WHAT THE TASK REQUIRES: Look through the records below, and whenever a line contains "JSON", copy it.
★ ★ ★ ★ ★
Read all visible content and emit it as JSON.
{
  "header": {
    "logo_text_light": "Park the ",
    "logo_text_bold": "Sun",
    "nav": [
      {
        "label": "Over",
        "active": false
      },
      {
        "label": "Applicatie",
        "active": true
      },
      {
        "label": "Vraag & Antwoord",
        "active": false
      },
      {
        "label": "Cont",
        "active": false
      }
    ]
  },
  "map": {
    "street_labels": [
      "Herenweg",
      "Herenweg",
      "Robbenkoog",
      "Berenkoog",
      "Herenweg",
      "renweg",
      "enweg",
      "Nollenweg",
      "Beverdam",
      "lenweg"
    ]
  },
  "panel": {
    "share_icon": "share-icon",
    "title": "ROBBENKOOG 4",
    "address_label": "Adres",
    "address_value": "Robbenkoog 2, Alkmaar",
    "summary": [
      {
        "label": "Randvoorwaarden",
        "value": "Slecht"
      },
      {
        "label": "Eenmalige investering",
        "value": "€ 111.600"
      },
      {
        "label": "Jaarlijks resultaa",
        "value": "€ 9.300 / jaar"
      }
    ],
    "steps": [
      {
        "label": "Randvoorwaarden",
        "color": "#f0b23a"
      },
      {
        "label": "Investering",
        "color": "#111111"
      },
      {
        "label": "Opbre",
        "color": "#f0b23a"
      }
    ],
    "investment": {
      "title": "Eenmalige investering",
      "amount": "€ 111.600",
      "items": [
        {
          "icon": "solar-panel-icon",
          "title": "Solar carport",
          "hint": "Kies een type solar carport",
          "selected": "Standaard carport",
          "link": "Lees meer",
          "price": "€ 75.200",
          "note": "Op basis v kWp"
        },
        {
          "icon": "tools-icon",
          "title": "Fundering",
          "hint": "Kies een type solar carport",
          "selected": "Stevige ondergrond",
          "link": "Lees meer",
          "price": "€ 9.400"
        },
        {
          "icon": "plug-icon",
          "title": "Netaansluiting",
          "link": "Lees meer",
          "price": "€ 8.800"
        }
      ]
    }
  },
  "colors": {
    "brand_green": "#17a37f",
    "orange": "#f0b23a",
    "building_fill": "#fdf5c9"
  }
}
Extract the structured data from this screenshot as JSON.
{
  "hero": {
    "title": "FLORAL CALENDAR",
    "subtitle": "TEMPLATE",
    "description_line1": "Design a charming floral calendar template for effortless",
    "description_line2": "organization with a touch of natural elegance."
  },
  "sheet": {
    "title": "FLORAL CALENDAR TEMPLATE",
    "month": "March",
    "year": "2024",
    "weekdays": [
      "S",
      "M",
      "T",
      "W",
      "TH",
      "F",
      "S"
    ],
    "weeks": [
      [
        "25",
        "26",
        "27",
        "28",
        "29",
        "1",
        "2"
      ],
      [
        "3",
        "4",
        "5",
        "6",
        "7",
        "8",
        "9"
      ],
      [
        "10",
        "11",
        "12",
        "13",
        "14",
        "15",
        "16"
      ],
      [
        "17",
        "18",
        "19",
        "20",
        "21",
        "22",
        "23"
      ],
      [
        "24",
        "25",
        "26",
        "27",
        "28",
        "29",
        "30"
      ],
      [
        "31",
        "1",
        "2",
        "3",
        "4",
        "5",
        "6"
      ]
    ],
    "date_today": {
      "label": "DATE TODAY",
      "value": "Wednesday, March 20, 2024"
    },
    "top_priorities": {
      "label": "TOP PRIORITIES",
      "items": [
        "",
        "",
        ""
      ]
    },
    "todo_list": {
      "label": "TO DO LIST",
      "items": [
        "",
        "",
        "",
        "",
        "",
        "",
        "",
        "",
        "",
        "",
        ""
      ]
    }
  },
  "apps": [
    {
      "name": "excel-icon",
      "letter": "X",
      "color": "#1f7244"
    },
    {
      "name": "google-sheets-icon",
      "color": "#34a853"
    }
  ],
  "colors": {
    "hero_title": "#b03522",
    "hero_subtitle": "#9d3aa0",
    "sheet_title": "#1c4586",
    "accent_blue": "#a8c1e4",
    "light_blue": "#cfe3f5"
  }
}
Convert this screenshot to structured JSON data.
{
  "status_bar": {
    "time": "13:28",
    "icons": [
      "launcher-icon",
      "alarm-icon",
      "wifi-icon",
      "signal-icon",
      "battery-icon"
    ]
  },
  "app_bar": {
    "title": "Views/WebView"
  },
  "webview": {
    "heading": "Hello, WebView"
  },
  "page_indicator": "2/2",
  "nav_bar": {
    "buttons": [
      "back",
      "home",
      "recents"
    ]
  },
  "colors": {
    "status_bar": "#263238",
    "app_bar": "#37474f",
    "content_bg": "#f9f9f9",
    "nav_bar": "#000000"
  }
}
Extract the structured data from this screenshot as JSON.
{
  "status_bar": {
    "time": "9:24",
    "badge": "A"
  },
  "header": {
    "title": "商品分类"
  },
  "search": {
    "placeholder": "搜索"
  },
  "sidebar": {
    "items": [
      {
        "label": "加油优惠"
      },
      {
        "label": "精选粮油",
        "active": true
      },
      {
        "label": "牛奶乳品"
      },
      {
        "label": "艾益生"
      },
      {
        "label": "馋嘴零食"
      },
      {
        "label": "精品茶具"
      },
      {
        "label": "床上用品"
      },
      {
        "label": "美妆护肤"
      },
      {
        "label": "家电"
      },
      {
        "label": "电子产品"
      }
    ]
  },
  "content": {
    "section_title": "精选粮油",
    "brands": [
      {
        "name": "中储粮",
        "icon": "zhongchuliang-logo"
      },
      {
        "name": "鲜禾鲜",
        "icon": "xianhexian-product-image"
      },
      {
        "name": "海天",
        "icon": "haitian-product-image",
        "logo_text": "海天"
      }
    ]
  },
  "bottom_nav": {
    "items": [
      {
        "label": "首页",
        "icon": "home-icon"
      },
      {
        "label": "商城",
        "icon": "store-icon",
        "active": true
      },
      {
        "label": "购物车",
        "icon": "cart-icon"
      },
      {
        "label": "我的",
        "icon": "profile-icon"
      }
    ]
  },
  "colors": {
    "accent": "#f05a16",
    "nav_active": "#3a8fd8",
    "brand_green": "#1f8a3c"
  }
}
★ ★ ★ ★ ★
OUTPUT OF THE TASK:
Read all visible content and emit it as JSON.
Extract the structured data from this screenshot as JSON.
Convert this screenshot to structured JSON data.
Extract the structured data from this screenshot as JSON.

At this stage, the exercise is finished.